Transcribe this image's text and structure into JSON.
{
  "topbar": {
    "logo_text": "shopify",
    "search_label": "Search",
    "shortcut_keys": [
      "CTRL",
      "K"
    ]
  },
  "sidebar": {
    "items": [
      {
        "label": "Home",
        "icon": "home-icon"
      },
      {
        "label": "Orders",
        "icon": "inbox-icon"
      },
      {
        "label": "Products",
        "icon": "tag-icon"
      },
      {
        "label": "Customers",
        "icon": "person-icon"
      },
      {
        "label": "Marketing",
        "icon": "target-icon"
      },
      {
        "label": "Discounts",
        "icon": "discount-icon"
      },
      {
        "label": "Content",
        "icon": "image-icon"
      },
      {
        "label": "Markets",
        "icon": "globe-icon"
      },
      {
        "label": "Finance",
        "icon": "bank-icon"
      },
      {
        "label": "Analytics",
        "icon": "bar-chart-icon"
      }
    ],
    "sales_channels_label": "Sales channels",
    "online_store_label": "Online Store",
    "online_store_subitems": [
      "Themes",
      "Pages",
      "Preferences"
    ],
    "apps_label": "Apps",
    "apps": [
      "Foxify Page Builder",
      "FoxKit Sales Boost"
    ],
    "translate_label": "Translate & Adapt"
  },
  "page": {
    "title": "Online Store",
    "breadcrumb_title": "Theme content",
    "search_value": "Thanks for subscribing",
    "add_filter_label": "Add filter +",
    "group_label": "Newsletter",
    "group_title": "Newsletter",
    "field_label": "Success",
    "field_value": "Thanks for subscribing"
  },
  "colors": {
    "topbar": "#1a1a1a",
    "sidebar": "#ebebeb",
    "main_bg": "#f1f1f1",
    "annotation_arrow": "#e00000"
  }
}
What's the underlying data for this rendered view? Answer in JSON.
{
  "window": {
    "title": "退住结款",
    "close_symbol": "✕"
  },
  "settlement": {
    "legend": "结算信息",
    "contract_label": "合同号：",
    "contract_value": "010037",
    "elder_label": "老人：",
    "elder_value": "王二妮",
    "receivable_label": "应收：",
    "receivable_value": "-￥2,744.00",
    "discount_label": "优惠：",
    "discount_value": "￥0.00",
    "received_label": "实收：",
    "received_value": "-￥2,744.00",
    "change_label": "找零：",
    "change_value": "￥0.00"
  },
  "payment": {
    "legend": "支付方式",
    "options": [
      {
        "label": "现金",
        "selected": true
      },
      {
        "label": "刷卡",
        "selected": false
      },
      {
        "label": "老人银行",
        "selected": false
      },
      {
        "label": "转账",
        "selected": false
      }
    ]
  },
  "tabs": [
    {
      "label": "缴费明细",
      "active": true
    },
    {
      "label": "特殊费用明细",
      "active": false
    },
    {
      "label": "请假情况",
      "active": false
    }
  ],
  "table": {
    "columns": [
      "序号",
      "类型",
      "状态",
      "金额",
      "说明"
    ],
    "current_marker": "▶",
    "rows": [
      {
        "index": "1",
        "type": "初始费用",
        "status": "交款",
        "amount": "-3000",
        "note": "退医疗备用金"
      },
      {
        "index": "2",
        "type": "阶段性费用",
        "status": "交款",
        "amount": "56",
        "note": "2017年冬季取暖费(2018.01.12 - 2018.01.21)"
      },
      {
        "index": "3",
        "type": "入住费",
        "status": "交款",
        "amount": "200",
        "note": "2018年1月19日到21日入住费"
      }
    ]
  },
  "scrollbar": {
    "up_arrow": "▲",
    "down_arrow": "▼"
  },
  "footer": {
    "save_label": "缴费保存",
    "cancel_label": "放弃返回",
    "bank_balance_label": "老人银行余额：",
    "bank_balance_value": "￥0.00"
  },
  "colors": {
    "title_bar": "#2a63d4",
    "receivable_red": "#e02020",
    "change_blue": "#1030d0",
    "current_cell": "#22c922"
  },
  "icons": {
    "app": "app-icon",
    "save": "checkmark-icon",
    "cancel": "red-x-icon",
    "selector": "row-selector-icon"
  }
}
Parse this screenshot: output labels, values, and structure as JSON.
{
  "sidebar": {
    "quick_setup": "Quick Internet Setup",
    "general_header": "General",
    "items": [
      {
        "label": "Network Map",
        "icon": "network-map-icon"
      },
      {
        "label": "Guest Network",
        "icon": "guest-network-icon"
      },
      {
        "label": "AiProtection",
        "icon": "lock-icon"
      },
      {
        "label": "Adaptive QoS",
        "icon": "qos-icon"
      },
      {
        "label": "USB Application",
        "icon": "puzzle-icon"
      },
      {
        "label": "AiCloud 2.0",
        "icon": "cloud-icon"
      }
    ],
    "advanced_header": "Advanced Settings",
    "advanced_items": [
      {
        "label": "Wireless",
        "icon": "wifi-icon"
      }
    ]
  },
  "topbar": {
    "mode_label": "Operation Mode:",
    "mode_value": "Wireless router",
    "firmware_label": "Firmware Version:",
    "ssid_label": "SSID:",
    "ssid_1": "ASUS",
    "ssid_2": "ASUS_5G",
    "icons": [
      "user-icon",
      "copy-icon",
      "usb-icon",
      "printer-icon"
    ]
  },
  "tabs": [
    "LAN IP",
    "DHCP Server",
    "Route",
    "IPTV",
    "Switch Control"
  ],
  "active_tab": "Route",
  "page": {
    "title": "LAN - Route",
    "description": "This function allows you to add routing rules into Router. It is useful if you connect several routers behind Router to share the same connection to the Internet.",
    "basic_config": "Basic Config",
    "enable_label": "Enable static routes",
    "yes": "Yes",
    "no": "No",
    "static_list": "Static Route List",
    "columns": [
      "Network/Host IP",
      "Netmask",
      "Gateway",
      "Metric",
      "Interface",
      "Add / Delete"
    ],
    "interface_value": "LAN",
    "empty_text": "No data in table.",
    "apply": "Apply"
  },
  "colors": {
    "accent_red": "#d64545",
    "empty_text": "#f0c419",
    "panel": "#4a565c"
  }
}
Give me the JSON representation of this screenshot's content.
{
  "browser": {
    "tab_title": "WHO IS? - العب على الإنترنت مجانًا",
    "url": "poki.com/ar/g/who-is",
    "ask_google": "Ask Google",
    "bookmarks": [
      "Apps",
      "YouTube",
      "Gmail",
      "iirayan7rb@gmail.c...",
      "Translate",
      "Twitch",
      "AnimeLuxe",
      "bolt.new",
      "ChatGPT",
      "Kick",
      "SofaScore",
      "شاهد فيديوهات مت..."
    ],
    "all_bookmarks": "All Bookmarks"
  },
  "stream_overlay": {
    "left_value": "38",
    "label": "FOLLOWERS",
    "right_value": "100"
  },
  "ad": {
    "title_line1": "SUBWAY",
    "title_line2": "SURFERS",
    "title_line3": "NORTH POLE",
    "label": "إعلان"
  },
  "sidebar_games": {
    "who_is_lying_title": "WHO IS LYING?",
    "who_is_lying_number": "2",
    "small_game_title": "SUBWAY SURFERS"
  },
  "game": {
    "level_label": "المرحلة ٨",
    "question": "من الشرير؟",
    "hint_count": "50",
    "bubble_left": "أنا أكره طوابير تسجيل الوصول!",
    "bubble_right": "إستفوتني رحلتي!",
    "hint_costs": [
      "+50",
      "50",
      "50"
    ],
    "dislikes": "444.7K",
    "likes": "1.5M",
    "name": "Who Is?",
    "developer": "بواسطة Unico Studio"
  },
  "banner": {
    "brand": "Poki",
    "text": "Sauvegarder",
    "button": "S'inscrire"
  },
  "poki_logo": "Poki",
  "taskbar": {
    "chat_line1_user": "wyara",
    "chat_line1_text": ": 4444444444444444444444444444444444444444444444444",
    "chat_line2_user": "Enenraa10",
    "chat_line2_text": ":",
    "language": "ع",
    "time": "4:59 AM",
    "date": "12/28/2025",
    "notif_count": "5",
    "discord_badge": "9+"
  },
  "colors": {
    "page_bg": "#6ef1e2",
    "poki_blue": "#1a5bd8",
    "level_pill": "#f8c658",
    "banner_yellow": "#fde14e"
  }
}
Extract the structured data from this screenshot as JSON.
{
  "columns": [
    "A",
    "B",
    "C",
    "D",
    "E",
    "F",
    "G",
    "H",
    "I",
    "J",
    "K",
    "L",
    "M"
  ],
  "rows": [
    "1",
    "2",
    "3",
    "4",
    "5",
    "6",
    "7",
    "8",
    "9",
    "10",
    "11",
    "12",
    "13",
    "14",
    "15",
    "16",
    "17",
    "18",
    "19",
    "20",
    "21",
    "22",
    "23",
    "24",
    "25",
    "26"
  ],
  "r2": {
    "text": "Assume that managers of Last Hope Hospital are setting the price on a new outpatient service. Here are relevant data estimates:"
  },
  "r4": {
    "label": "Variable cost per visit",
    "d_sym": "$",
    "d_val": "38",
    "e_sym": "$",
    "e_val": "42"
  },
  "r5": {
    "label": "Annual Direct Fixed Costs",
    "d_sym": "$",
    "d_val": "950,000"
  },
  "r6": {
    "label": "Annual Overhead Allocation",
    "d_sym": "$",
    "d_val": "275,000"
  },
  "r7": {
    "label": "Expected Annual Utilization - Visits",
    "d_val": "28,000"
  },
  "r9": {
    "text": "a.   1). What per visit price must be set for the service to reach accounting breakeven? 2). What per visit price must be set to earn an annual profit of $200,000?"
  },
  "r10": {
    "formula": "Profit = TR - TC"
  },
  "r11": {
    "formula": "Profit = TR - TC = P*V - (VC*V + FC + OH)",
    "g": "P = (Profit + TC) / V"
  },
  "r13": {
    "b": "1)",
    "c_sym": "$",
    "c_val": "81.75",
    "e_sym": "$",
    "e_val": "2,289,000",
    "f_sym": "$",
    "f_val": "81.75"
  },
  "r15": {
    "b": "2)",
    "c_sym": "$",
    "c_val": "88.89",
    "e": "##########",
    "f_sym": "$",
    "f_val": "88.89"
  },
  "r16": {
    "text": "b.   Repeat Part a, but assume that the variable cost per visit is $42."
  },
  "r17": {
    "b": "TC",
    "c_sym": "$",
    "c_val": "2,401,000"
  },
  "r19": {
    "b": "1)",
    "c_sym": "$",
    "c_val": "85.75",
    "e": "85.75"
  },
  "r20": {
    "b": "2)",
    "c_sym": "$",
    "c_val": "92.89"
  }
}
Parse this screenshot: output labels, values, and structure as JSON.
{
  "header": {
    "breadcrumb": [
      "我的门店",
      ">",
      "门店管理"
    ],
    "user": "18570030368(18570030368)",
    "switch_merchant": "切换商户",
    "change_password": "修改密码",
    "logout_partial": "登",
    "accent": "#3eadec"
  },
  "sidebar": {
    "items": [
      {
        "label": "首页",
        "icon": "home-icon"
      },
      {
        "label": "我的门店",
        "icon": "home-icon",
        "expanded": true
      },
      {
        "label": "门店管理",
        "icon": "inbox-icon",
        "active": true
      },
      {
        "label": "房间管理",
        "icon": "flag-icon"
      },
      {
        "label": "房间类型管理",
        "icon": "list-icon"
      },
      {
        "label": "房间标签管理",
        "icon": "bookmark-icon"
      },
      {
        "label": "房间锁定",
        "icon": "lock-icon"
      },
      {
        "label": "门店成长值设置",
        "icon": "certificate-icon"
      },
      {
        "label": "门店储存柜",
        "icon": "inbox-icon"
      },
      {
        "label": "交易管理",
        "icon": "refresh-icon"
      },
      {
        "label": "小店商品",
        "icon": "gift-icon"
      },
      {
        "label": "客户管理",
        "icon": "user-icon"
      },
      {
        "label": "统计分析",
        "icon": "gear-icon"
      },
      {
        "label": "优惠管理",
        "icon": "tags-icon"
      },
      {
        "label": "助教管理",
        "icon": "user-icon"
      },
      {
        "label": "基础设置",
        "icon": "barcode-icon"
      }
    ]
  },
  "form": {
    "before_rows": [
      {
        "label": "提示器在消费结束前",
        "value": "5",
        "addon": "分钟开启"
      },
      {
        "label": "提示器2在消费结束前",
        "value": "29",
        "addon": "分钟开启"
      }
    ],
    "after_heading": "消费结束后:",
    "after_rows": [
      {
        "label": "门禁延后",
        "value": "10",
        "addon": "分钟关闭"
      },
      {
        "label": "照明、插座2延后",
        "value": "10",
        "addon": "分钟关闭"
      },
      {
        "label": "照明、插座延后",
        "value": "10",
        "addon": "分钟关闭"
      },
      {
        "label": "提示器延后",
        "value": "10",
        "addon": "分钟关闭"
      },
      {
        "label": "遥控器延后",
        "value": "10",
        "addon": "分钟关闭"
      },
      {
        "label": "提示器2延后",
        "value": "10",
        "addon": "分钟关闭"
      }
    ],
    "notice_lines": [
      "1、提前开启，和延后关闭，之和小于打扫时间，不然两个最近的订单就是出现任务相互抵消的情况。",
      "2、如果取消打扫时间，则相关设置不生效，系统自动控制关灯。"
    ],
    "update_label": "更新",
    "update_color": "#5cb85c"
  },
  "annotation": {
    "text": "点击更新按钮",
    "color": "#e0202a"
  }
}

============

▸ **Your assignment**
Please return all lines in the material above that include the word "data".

▸ **Task result**
What's the underlying data for this rendered view? Answer in JSON.
    "empty_text": "No data in table.",
Extract the structured data from this screenshot as JSON.
    "text": "Assume that managers of Last Hope Hospital are setting the price on a new outpatient service. Here are relevant data estimates:"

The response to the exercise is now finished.